To do
Please return every line in the following data that includes the string "Program".

---------- Data in this exercise

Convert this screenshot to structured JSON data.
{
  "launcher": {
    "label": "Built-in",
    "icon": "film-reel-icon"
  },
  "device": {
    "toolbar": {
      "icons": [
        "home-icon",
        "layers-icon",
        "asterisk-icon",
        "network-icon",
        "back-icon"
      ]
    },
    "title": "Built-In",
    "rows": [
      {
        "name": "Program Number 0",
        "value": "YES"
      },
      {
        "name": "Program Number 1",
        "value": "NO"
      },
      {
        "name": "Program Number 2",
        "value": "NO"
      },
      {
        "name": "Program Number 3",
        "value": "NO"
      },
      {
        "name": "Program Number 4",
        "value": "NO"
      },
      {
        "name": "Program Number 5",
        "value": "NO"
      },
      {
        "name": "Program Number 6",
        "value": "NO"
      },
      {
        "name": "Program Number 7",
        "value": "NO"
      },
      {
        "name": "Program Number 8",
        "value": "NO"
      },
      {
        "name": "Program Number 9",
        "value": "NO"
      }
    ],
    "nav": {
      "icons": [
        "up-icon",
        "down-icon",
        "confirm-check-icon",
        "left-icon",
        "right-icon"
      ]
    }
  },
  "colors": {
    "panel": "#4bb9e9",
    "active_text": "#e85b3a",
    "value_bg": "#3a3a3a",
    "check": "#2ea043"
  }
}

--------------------

Expected answer
        "name": "Program Number 0",
        "name": "Program Number 1",
        "name": "Program Number 2",
        "name": "Program Number 3",
        "name": "Program Number 4",
        "name": "Program Number 5",
        "name": "Program Number 6",
        "name": "Program Number 7",
        "name": "Program Number 8",
        "name": "Program Number 9",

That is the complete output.